How Can I Help?
Giving value to your customers by offering solutions

Where do we go when we encounter a problem? The Wizard of course—that is, if you live in the land of Oz. For the rest of us there is the great and powerful Google. We want answers and we want them now! As a business owner, if you’ve got the answers, consumers will give you their time—and time is money.

However, before you can provide answers, you have to know the questions. You must also be able to clearly describe those questions—from the customer’s point of view. This is important because when people are describing a problem or frustration, they are most likely typing the same words into search bars. How do we find out what customers are searching for? It’s easy, just look and listen.
  • Look by investigating your industry. Check out your competitor’s websites and social media sites, read industry or product related forums and find out what people are talking about. What do they like or dislike about the product, the service, the company?
  • Listen by following-up with your own customers. Be alert to feedback, ask questions and take notes. Do they have any frustrations or complaints? What kind of information would be helpful? Through good old fashioned communication you are bound to discover countless opportunities to help your customers.

Great content solves problems.What problems can you solve? What questions can you answer with your content? Here are a few ideas to get started:
1. List all the problems your target audience faces.2. Are there alternative solutions to common problems? Can they be explored in a different ways? Be creative. As we all know, “Necessity is the mother of invention.”
  • Come up with a new solution or a new approach.
  • There is usually more than one way to get the job done or to solve a problem. Present different scenarios and options.
  • Expand on topics that have already been answered. For instance, Google a common question that relates to your service or product. Look at the answers that come up in the search results and notice any weaknesses or gaps in the information. Then provide your own thorough, complete answer.

Get specific
It’s okay to provide a general overview or answer but don’t stop there. Narrow the topic down. If you are a building contractor, don’t just talk about windows—talk about the problems with energy-efficient windows, vinyl-clad windows, window installation, double-hung windows, privacy windows, etc.
  • Target specific groups: millennials, seniors, new parents, outdoor enthusiasts, dog owners.
  • Talk about specific products: Your dog doesn’t like rawhide bones? Try this.

Who, What, When, Where, Why & How - Getting down to the basics of problem solving

Exploring the five W’s (plus an H) is another great strategy to generate ideas for problem solving content. This approach can provide you with a never-ending list of topics. All of these questions can be answered by addressing the question directly but there are several other ways to answer them as well. Let’s take a look at a few examples of how this works.

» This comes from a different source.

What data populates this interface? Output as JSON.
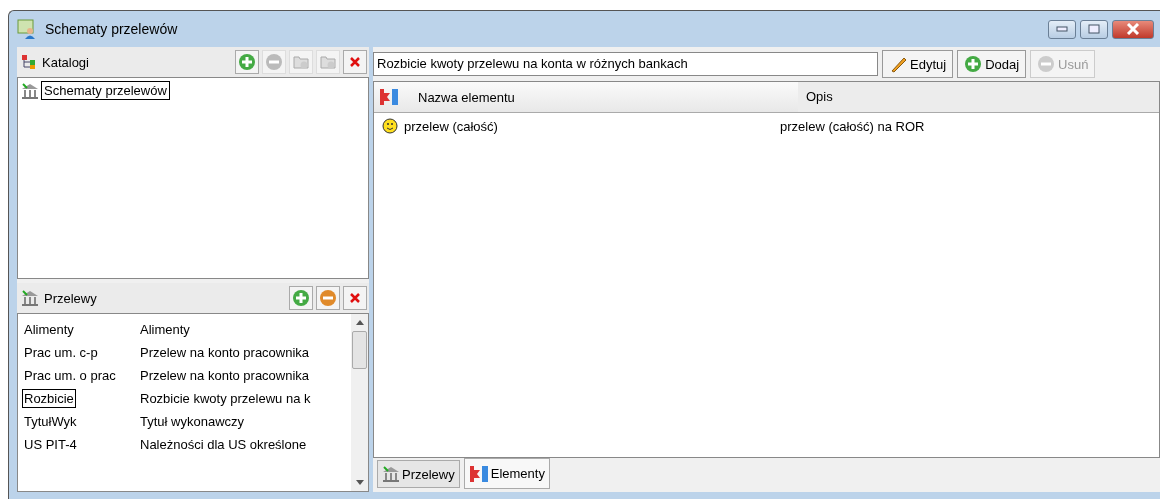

Who—Who is your product for?
  • The perfect first car for your teenager.
  • Is there a doggie door for Great Danes?
  • Is a bunk-bed safe for a three-year old?
  • Can my 90 year old grandmother operate the remote?
Answer these types of questions by addressing the needs of a specific type of customer as Contract Hiring and Leasing did
with the article Why millennials will continue to fall in love with  leasing.

What—What problem does your product or service solve?
  • What is the best type of crock-pot?
  • What type of filter do I need for my air conditioner?
  • What can go wrong with a water softener?
Answer these types of questions by addressing common problems. Here is a great example from MH Oil & Propane—What to do when the pilot light goes out.

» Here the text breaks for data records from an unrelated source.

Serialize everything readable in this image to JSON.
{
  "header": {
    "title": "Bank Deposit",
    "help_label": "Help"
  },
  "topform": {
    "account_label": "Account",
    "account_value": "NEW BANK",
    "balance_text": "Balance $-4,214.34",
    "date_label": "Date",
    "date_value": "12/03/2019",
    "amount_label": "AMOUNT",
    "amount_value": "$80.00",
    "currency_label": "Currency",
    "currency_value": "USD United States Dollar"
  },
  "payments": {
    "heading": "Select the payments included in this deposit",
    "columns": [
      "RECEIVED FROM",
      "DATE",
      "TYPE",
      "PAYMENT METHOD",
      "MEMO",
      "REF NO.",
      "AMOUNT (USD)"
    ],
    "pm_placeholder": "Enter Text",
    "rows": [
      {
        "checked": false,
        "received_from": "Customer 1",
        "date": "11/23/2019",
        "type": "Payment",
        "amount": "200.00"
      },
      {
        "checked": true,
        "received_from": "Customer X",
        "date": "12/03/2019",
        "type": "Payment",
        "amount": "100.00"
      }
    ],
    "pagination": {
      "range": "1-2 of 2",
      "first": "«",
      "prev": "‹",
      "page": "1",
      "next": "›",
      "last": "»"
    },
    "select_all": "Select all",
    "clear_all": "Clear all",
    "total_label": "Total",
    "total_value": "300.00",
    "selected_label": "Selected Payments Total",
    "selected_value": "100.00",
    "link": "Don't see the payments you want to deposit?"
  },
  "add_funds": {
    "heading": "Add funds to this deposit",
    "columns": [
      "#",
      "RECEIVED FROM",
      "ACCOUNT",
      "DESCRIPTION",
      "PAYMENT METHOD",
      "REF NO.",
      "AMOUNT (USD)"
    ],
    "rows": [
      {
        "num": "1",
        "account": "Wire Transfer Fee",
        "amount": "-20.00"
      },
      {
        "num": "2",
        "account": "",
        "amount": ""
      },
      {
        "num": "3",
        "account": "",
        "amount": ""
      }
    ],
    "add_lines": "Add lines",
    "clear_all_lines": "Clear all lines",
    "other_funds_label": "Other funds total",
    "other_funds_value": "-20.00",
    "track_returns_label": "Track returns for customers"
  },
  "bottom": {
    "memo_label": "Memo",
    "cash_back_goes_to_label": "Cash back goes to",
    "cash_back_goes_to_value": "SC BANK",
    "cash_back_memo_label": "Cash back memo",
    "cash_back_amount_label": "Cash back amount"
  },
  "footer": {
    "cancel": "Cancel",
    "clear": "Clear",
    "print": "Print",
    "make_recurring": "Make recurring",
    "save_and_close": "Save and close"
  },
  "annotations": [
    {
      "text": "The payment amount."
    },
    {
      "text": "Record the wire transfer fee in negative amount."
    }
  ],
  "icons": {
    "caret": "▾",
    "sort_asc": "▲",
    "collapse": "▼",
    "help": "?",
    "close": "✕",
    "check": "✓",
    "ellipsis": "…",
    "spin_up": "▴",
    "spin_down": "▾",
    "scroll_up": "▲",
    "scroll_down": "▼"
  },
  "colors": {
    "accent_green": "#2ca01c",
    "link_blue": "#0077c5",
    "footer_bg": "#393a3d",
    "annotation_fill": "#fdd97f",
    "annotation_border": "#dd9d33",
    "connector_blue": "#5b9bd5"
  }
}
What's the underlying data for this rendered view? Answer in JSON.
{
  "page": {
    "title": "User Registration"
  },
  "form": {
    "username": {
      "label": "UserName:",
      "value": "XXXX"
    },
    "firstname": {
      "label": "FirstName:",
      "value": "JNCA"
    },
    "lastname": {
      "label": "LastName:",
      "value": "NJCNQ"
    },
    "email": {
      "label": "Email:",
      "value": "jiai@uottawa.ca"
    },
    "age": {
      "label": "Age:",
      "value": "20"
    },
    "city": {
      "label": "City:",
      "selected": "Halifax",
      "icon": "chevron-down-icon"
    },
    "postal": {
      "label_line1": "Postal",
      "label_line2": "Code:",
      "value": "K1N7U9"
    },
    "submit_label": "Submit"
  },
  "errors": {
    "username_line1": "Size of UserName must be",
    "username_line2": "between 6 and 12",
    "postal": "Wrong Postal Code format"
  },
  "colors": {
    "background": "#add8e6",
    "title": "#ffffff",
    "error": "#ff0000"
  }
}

When—When should I…?
  • When should I change the brakes in my car?
  • When is the best time to fertilize my trees?
Answer these types of questions with time saving tips & maintenance schedules. See how Ghost Bed answered the common question, When should I replace my mattress?

Where—Where are things located?
  • Where is the drain hose on a refrigerator?
  • Where is the spare tire?
  • Where can I get fresh tomatoes?
Answer these types of questions with product orientations, user-guides and location specific solutions such as Ruth Chris’ article that solves the problem of Where to get the perfect steak dinner in Huntsville, AL.

Why—Why aren’t things working?
  • Why won’t my car start?
  • Why won’t my printer print?
Answer these types of questions with troubleshooting guides. Solar Electric Power Company answered the question “Why won’t my solar lights work?” in their article Solar outdoor lighting troubleshooting.

How—How do I…?
  • How do I light a propane furnace?
  • How do I clean my new leather sofa?
Answer these types of questions with How-to guides and instructional content. Read the following article by REI about How to change a bike tire.

Find as many ways to listen as possible. Phone conversations, messages, surveys, etc. Keep a close eye on social media platforms for feedback and complaints.

Remember, you are an expert at what you do. You are unique and there is no other business exactly like yours. Share your knowledge, give advice and offer consumers your valuable perspective and insight.

If your customer says, “Thanks so much, that was a huge help!”, you have done your job.

I Want More Information.